**TASK:**
Please repeat the entire listing verbatim and keep the pictures out.

**ENTRIES SHOWN:**
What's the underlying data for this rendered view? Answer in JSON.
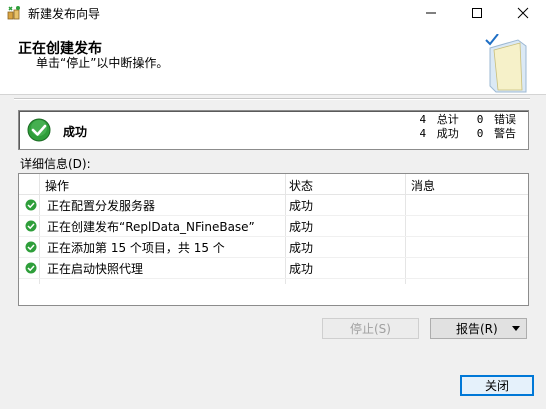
{
  "window": {
    "title": "新建发布向导"
  },
  "header": {
    "title": "正在创建发布",
    "subtitle": "单击“停止”以中断操作。"
  },
  "summary": {
    "status": "成功",
    "stats": [
      {
        "count": "4",
        "label": "总计",
        "count2": "0",
        "label2": "错误"
      },
      {
        "count": "4",
        "label": "成功",
        "count2": "0",
        "label2": "警告"
      }
    ]
  },
  "details": {
    "label": "详细信息(D):",
    "columns": [
      "操作",
      "状态",
      "消息"
    ],
    "rows": [
      {
        "action": "正在配置分发服务器",
        "status": "成功",
        "message": ""
      },
      {
        "action": "正在创建发布“ReplData_NFineBase”",
        "status": "成功",
        "message": ""
      },
      {
        "action": "正在添加第 15 个项目，共 15 个",
        "status": "成功",
        "message": ""
      },
      {
        "action": "正在启动快照代理",
        "status": "成功",
        "message": ""
      }
    ]
  },
  "buttons": {
    "stop": "停止(S)",
    "report": "报告(R)",
    "close": "关闭"
  },
  "colors": {
    "success": "#2e9e3a",
    "accent": "#0078d7"
  }
}
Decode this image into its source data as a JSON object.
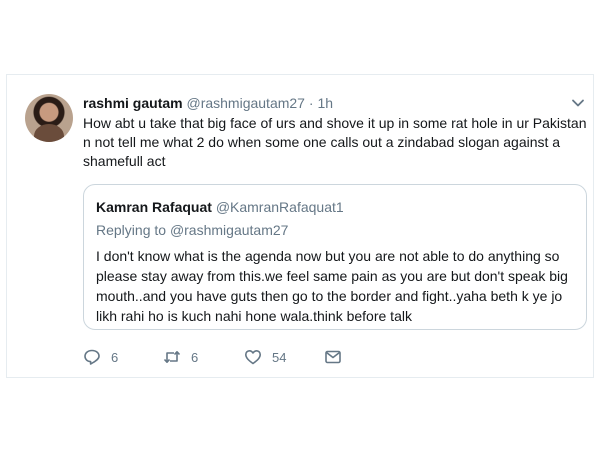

**RESPONSE TO THIS EXERCISE:**
What's the underlying data for this rendered view? Answer in JSON.
{
  "window": {
    "title": "新建发布向导"
  },
  "header": {
    "title": "正在创建发布",
    "subtitle": "单击“停止”以中断操作。"
  },
  "summary": {
    "status": "成功",
    "stats": [
      {
        "count": "4",
        "label": "总计",
        "count2": "0",
        "label2": "错误"
      },
      {
        "count": "4",
        "label": "成功",
        "count2": "0",
        "label2": "警告"
      }
    ]
  },
  "details": {
    "label": "详细信息(D):",
    "columns": [
      "操作",
      "状态",
      "消息"
    ],
    "rows": [
      {
        "action": "正在配置分发服务器",
        "status": "成功",
        "message": ""
      },
      {
        "action": "正在创建发布“ReplData_NFineBase”",
        "status": "成功",
        "message": ""
      },
      {
        "action": "正在添加第 15 个项目，共 15 个",
        "status": "成功",
        "message": ""
      },
      {
        "action": "正在启动快照代理",
        "status": "成功",
        "message": ""
      }
    ]
  },
  "buttons": {
    "stop": "停止(S)",
    "report": "报告(R)",
    "close": "关闭"
  },
  "colors": {
    "success": "#2e9e3a",
    "accent": "#0078d7"
  }
}
Decode this image into its source data as a JSON object.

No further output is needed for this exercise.